**INSTRUCTIONS FOR THE TASK**
Skipping all pictures, print exactly the lines below from the one with "Give me the" through the final line.

(Stored data entries)
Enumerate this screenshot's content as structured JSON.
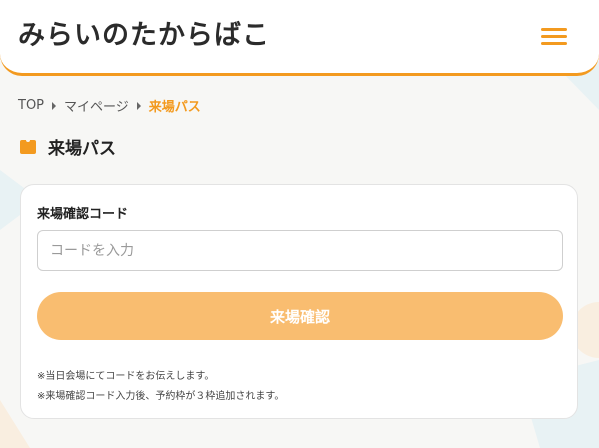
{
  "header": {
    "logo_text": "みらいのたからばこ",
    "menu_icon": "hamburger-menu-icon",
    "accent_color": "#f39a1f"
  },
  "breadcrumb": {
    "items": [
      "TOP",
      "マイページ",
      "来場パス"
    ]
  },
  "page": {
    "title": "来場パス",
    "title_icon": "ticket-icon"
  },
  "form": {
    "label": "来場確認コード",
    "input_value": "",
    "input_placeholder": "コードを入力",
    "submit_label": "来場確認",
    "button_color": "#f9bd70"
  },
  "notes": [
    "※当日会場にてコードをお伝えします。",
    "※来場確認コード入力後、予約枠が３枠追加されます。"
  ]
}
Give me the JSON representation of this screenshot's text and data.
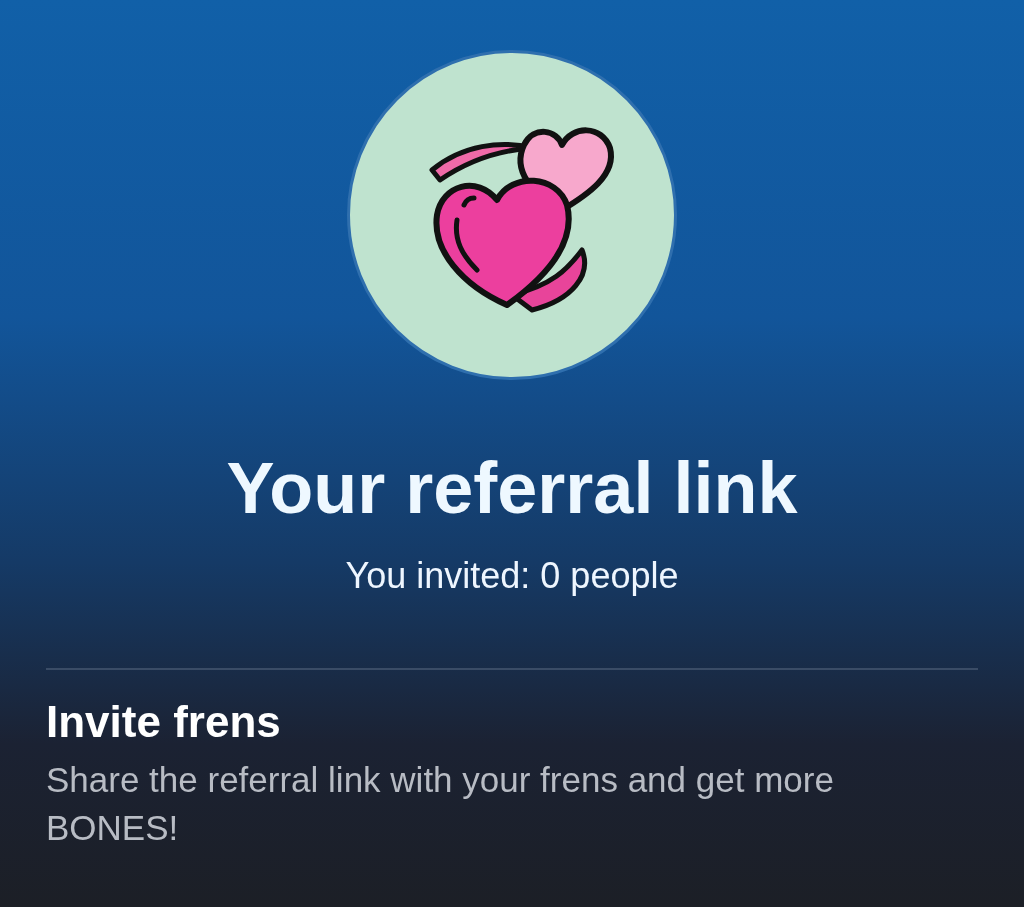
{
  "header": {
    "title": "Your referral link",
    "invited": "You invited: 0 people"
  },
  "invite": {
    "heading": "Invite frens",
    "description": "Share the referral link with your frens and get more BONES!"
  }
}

**WRITTEN RESPONSE**
Give me the JSON representation of this screenshot's text and data.
{
  "header": {
    "title": "Your referral link",
    "invited": "You invited: 0 people"
  },
  "invite": {
    "heading": "Invite frens",
    "description": "Share the referral link with your frens and get more BONES!"
  }
}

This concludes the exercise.